August 27th. Quite an anniversary. A day I always mark just the way I mark other anniversaries--with reflection. Yes, I can't help reflecting, because I'm a reflecting sort of person, this 13th anniversary of the day my father died. The other day a sister said, "From now on, we'll figure if we make it through August, we're good for the year." August has definitely been a cruel month in our family, especially now that it really is the death-month of both of our parents.
But, of course, what I notice most today, is the profound difference between how those two deaths affected me. This isn't something I've itched to write. In fact, I'd just as soon not. However, I'm bent toward truth, or bent by the truth, maybe, to say and write and be true to plum, as a carpenter might say. Square. So here is my square truth of the day.
My father died thirteen years ago today and on that very sunny, blue-sky-ed day, I felt like a crater had opened in my world so deep I wasn't sure I'd every crawl out of it. Or perhaps, like suddenly my very backbone had fallen straight out of my body but the whole world was expecting me to walk around without it. I could hardly imagine that I could even stand, let alone put one foot in front of the other and keep being wife, mother, daughter, sister, student, friend, and all the other things I was expected to be. And only my siblings got it. Only they got that not only were we orphans, real live orphans in this Daddy-less world, for all that we were grown up with families of our own, but now we had our mother to care for as well. No, not merely to care for, but to contend with. Yes, that's what it was, to contend with our mother.
See, the truth of it was, if we'd admitted it to more than just our own selves in the privacy of our own pillows late at night all those years ago, the wrong parent died that August day. The parent we loved, the parent we relied on, could talk to, were teased by--that parent died. And the one we were left with...well, it was hard. Sometimes shudderingly--can't-bear-to look-at-her, think-about-it, just-plain-can't-bear-it--hard dealing with Mom. Especially trying to love Mom without the mitigating, buffering presence of Dad.
I've said this all before. But today, as I'm thinking about the day Dad died, in this first week after Mom's death, I'm overcome with the stark difference. And saddened by it, though mostly for her. Because it's just as she thought it'd be. A few years ago, when RE and I were going through boxes at Mom's house, we found a box jam-packed with sympathy cards addressed to her after Dad's death. Hundreds of them. We were shocked by the volume of cards. Shocked because we hadn't known about them. And especially shocked to discover that she hadn't even opened dozens of them. We thought all these beautiful sentiments had made her miss Dad too much in the days when she was missing him every minute of the day. But when we asked her, she said, "I couldn't bear to read them and think that people won't say such things about me when I die."
I can't speak for what people are saying as they've read her obituary this week. But I do know that I feel differently, just as she feared. My backbone grew back after Dad died, is firmly attached to my ribs and is holding me up quite nicely, thank you very much.

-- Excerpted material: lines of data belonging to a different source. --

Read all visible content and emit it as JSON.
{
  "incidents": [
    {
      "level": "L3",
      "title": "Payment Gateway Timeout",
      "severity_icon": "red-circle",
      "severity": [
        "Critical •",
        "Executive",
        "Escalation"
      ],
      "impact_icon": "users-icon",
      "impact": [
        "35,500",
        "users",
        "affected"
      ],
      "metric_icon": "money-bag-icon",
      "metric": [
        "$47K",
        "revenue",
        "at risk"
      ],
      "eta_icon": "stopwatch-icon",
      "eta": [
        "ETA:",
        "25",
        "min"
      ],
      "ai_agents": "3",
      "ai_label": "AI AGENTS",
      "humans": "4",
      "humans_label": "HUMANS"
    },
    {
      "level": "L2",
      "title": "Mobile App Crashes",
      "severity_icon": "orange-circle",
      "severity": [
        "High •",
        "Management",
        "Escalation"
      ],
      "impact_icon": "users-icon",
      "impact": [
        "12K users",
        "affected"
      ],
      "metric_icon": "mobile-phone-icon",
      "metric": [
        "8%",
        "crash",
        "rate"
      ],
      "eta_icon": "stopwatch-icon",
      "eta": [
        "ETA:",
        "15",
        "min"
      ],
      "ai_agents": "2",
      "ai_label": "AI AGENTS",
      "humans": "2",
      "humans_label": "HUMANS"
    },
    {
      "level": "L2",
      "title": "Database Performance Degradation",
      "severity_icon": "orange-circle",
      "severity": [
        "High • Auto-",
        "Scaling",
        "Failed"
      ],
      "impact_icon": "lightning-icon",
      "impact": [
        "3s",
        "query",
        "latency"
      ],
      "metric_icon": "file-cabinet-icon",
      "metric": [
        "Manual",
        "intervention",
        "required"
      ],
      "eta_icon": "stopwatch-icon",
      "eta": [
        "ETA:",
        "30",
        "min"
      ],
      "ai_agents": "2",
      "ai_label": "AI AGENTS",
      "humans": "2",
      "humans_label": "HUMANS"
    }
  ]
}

I feel neither orphanless (though, technically, I am) nor in any kind of crater. I do feel tired. No, so far beyond tired I can't remember what mere tiredness feels like.
I also feel relieved. Yes, for her--that she doesn't have to be in that prison any longer. But also for my sister because she won't have go to that nursing home any more, or pay the bills, or think about it. And also for myself, because, for the first time in 40 years, I can begin to deal with my mother without also having to face her, one way or another. She was not the mother of my dreams. But now I also don't have to deal with the mother I actually had instead.
So, I have some healing to do. Maybe some forgiving as well. This story isn't over, of course. I hope she's at peace, and I pray that I (and my sisters, especially--Mom dealt better with her sons) can come to terms with who she was and who she wasn't. I did love that old woman who died Sunday, but what I've discovered this week is that I'm not sure I ever loved my mother. But what is also troubling to me, in a way I never thought of before, is that perhaps now that she's in heaven, that she knows it. She actually finally knows this secret I've kept from her the last 40 years. Imagine that. She loved me and I didn't love her, and now perhaps she knows it.
This is how losing my mother feels. Is it grief? Not exactly, but it's loss. And it's true.
Hopefully, soon, there will be joy in the morning.